Japan Prize — Alumnus James A. Yorke (Ph.D. 1966) shared the 2003 Japan Prize in recognition of his ground-breaking research that led to the development of the mathematical concept of "chaos." The prize is awarded by the Science and Technology Foundation of Japan to recognize individuals from around the world whose achievements in science and technology have "advanced the frontiers of knowledge and served the cause of peace and prosperity for mankind."

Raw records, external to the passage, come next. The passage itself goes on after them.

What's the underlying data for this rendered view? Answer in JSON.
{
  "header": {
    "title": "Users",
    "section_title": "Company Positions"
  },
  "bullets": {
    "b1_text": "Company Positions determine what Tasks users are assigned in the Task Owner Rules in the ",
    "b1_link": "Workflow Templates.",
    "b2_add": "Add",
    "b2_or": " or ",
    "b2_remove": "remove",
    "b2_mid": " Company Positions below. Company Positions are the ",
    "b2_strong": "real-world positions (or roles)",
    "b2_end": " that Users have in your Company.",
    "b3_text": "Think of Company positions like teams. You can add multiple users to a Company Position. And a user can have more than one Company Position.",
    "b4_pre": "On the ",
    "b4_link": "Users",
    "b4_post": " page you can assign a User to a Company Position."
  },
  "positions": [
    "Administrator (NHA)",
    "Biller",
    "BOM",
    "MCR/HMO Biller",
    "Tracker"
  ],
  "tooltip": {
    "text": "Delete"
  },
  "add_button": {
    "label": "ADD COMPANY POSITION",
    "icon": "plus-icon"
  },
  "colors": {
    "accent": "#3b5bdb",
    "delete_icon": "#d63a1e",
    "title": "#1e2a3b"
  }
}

Jeopardy — Six Terps are known to have been contestants on the popular Jeopardy game show. Erik Agard, Class of 2015, won $66,802 in four appearances on the show in October 2018. Alumnus Jeffery Amoros captured $32,801 in his appearances on June 29 and 30, 2011. Jordan Boyd-Graber, an associate professor of computer science, also appeared on the show, on September 26, 2018, and Sala Levin, Class of 2001, on September 1, 2016. Graduate student Steven Reich came in second on the October 9, 2019, show. Scott Shewfelt (M. Journalism 2007) took on this challenge in 2021, winning twice in April and taking home $48,800 on episodes hosted by Dr. Mehmet Oz and NFL quarterback Aaron Rodgers. Two Terps took to the famous game show stage in 2022--Ciara Donegan, Class of 2022, appeared on March 24 and March 25, earnined $29,601, and Joe Feldman, Class of 2004, accumulated $45,000 during his three-night run from June 27 to June 29.

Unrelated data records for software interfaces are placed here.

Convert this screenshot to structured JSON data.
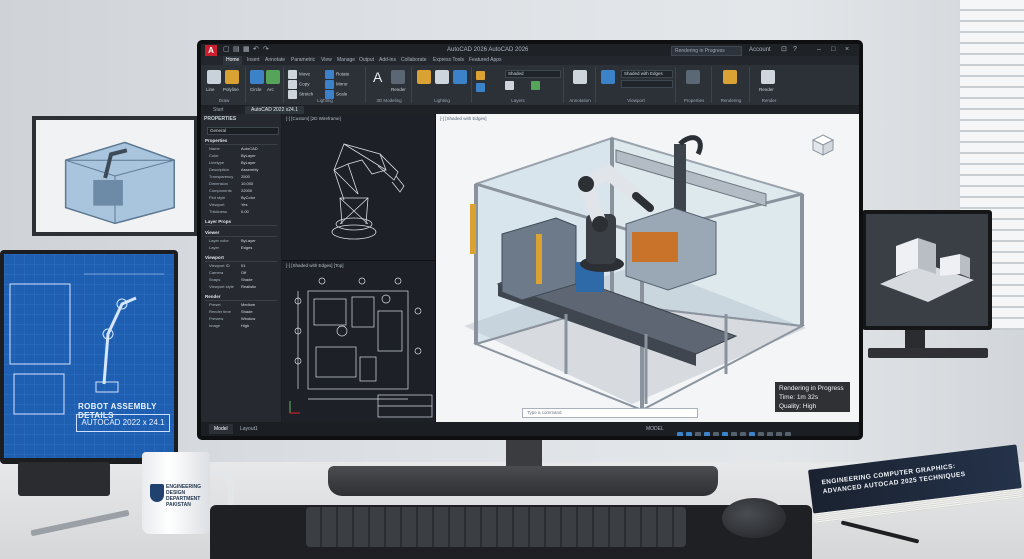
{
  "app": {
    "title": "AutoCAD 2026   AutoCAD 2026",
    "logo_letter": "A",
    "search_placeholder": "Rendering in Progress",
    "user": "Account",
    "accent": "#c8202e"
  },
  "menu_tabs": [
    "Home",
    "Insert",
    "Annotate",
    "Parametric",
    "View",
    "Manage",
    "Output",
    "Add-ins",
    "Collaborate",
    "Express Tools",
    "Featured Apps"
  ],
  "ribbon": {
    "draw": [
      "Line",
      "Polyline",
      "Circle",
      "Arc"
    ],
    "modify_labels": [
      "Move",
      "Copy",
      "Stretch",
      "Rotate",
      "Mirror",
      "Scale"
    ],
    "groups": [
      "Draw",
      "Modify",
      "Lighting",
      "3D Modeling",
      "Lighting",
      "Layers",
      "Annotation",
      "Viewport",
      "Properties",
      "Rendering",
      "Render"
    ],
    "layer_dropdown": "Shaded",
    "viewport_dropdown": "Shaded with Edges",
    "render_button": "Render",
    "render_button2": "Render"
  },
  "file_tabs": [
    "Start",
    "AutoCAD 2022 x24.1"
  ],
  "properties": {
    "title": "PROPERTIES",
    "selector": "General",
    "sections": [
      {
        "name": "Properties",
        "rows": [
          [
            "Name",
            "AutoCAD"
          ],
          [
            "Color",
            "ByLayer"
          ],
          [
            "Linetype",
            "ByLayer"
          ],
          [
            "Description",
            "Assembly"
          ],
          [
            "Transparency",
            "2500"
          ],
          [
            "Dimension",
            "10.000"
          ],
          [
            "Components",
            "22000"
          ],
          [
            "Plot style",
            "ByColor"
          ],
          [
            "Viewport",
            "Yes"
          ],
          [
            "Thickness",
            "0.00"
          ]
        ]
      },
      {
        "name": "Layer Props",
        "rows": []
      },
      {
        "name": "Viewer",
        "rows": [
          [
            "Layer color",
            "ByLayer"
          ],
          [
            "Layer",
            "Edges"
          ]
        ]
      },
      {
        "name": "Viewport",
        "rows": [
          [
            "Viewport ID",
            "01"
          ],
          [
            "Camera",
            "Off"
          ],
          [
            "Snaps",
            "Shade"
          ],
          [
            "Viewport style",
            "Realistic"
          ]
        ]
      },
      {
        "name": "Render",
        "rows": [
          [
            "Preset",
            "Medium"
          ],
          [
            "Render time",
            "Shade"
          ],
          [
            "Preview",
            "Window"
          ],
          [
            "Image",
            "High"
          ]
        ]
      }
    ]
  },
  "viewports": {
    "top_left_label": "[-] [Custom] [2D Wireframe]",
    "bottom_left_label": "[-] [Shaded with Edges] [Top]",
    "main_label": "[-] [Shaded with Edges]"
  },
  "render_status": {
    "line1": "Rendering in Progress",
    "line2": "Time: 1m 32s",
    "line3": "Quality: High"
  },
  "command_line": "Type a command",
  "status_tabs": [
    "Model",
    "Layout1"
  ],
  "status_mode": "MODEL",
  "left_monitor": {
    "title": "ROBOT ASSEMBLY DETAILS",
    "box": "AUTOCAD 2022 x 24.1"
  },
  "mug_text": "ENGINEERING DESIGN DEPARTMENT PAKISTAN",
  "book_title": "ENGINEERING COMPUTER GRAPHICS: ADVANCED AUTOCAD 2025 TECHNIQUES"
}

Jewish Studies, Meyerhoff Center for — Established in 1980 through a gift from Harvey Meyerhoff; named for Joseph and Rebecca Meyerhoff.
Jimenez Hall — Constructed in 1962; named for Spanish poet Juan Ramόn Jiménez a member of the faculty from 1948 to 1951. Friends and colleagues in College Park nominated him for the Nobel Prize for Literature, which he won in 1956. While at the university, Jiménez conducted seminars in Spanish literature and taught advanced Spanish composition.
Johnson-Whittle Hall—dormitory slated to open in 2022. Named for Elaine Johnson Coates, Class of 1959, the first African American female undergraduate to receive a degree from the University of Maryland, and Hiram Whittle, the first African American undergraduate at UMD, who enrolled in January 1951.
Jones-Hill House — UMD President Darryll J. Pines announced that the name of the William P. Cole Student Activities Building, more commonly known as Cole Field House, would be changed to Jones-Hill House during his inaugural address on April 22, 2021. The new name honors Billy Jones, the first African American to play men’s basketball in the Atlantic Coast Conference (ACC), and Darryl Hill, the first African American to play football in the ACC. See also Athletes, African American.
Journalism, Phillip Merrill College of — Founded in 1947. In 2001, Philip Merrill, publisher and owner of The Capital (Annapolis) and the Washingtonian magazine, made a $10 million gift to the College of Journalism. In recognition of his generosity, the school was renamed the Philip Merrill College of Journalism. For more information, visit the Merrill College of Journalism website.
Journalism Building — Constructed in 1957; home of the College of Journalism until 2010, when it relocated to Knight Hall. After a 2010-2011 renovation it was renamed Chincoteague Hall. The building now houses offices for various units in the College of Behavioral and Social Sciences.
Jull Hall — Constructed in 1953; named for Morley A. Jull, chair of the Poultry Department.